It’s 1962. Elisa Esposito (Sally Hawkins, HAPPY GO LUCKY, BLUE JASMINE) works in a top-secret government laboratory - but as a janitor, she’s far from the action. That is, until she discovers an amphibious, humanoid creature in a water tank, undergoing scientific testing. Lonely and mute, Elisa befriends the creature and soon falls in love. But with the Cold War in full swing, the government is willing to do anything to prevent its prize test subject from falling into enemy hands.
From the monstrous mind of director Guillermo del Toro (PAN’S LABYRINTH; HELLBOY; CRIMSON PEAK) comes a romance beyond words and beyond humanity. THE SHAPE OF WATER was inspired by del Toro’s childhood daydreams of a more romantic CREATURE FROM THE BLACK LAGOON - and the result reflects a master at the top of his game.
As Elisa, Academy Award nominee Hawkins delivers a magnetic performance alongside co-star Doug Jones, the creature-actor extraordinaire seen in many del Toro films. Also featuring Academy Award winner Octavia Spencer, and nominees Michael Shannon and Richard Jenkins, THE SHAPE OF WATER won near-unanimous praise at the Venice and Toronto Film Festivals.
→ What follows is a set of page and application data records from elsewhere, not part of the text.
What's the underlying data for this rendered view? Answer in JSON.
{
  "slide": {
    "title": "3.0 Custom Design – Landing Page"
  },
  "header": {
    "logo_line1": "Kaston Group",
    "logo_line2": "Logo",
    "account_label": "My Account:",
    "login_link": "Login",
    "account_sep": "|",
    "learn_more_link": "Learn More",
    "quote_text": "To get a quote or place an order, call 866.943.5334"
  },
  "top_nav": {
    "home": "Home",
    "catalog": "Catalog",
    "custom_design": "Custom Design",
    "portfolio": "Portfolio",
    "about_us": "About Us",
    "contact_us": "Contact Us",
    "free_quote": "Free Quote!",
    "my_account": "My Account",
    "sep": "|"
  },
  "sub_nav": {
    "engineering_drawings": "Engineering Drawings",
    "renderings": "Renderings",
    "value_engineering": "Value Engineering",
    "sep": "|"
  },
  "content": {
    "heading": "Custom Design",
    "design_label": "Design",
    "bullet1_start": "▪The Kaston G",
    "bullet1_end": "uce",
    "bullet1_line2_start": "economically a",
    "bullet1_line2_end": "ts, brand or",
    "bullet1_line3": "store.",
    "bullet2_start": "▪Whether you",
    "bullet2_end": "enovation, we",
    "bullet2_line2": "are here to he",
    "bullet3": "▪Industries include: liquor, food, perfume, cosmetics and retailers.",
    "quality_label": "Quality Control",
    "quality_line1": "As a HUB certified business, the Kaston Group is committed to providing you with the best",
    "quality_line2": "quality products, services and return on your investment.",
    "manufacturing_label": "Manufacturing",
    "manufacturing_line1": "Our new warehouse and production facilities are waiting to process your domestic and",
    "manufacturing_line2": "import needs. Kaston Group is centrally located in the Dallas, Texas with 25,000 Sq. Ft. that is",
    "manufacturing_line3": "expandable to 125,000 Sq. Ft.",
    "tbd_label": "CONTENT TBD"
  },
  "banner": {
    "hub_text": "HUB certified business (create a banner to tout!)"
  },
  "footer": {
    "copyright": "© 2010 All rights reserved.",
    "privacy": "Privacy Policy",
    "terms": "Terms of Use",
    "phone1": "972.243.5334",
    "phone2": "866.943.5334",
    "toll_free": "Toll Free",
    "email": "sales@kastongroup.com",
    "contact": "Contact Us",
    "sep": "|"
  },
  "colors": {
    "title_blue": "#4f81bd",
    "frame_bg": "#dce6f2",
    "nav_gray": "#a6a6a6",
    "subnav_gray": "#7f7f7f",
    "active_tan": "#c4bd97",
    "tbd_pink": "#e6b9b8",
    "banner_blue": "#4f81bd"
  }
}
Stylish, suspenseful, and romantic, it’s a sure-fire favorite of the holiday movie season.
Tommy Wiseau’s debut (and only) feature THE ROOM - a would-be epic about love, betrayal, and a room - has become a bona fide cult cinema icon in the decade since its release, playing midnight shows regularly around the world. Its fans adore it in ways not seen since THE ROCKY HORROR PICTURE SHOW. There’s just one problem: it’s completely, mind-blowingly bad, in idiosyncratic ways no Hollywood director could ever hope to achieve.
Based on the best-selling book by Greg Sestero (THE ROOM’s Mark), THE DISASTER ARTIST is not just a chronicle of the making of the world’s worst movie, but a portrait of an artist bent on realising his vision, and of a human being struggling to relate to his fellow man. Starring James Franco (who also directed, in character) as Wiseau, Dave Franco as Sestero, and a comic ensemble including Seth Rogen, Alison Brie, Zac Efron, and Melanie Griffith, it’s a weird, hilarious and touching story that received a standing ovation at its SXSW premiere.
If Tommy Wiseau is a modern-day Ed Wood, then THE DISASTER ARTIST is a modern-day answer to ED WOOD: a rousing love letter to filmmaking, to friendship, and to artistic vision - no matter how misguided.
It’s a lazy summer in 1983 Italy, and 17-year-old Elio (Timothée Chalamet) is passing the days at his family’s villa. Into this picture of contentment strides Oliver, a dashing postgraduate studying under Elio’s father and awakening passionate desire in Elio. As romance blooms between the two, Elio gains a new understanding of who he is.
A sumptuous romance in the sun-drenched Italian countryside, CALL ME BY YOUR NAME is the final chapter in director Luca Guadagnino’s “Desire” trilogy, following up on his similarly acclaimed I AM LOVE and A BIGGER SPLASH. Directing from a script co-written by legendary filmmaker James Ivory, Guadagnino gets personal in this gentle, intimate portrait of a summer that changes the film’s characters lives forever.
Featuring captivating performances by Armie Hammer (THE SOCIAL NETWORK), Michael Stuhlbarg (A SERIOUS MAN), and breakout lead Chalamet, CALL ME BY YOUR NAME explores first love and self-discovery with disarming honesty. From the depths of heartbreak to the heights of joy, it’s a story of coming out and coming of age that critics and audiences can’t help but fall in love with.
Twelve-year-old Miguel dreams of strumming his guitar to stardom like his hero, legendary musician Ernesto de la Cruz. But his family has banned music for generations, for reasons long forgotten. Together with his dog Dante, Miguel travels to the Land of the Dead to seek his idol, meeting a host of strange and skeletal characters and uncovering a hundred-year family mystery along the way.
The latest from the visionaries at Pixar Animation Studios, COCO invites audiences to visit a realm of skeletons and sugar skulls inspired by the Mexican Dia de los Muertos festival. Academy Award-nominated director Lee Unkrich (TOY STORY 3), screenwriter Adrian Molina, and a talented voice cast (including Gael García Bernal, Benjamin Bratt, and Edward James Olmos) breathe colorful, energetic life into Miguel, Dante, and their somewhat deceased new friends.
A dazzling whirlwind of music and imagination for all ages, COCO is a wild and vibrant journey into life beyond death, and the music that drives life.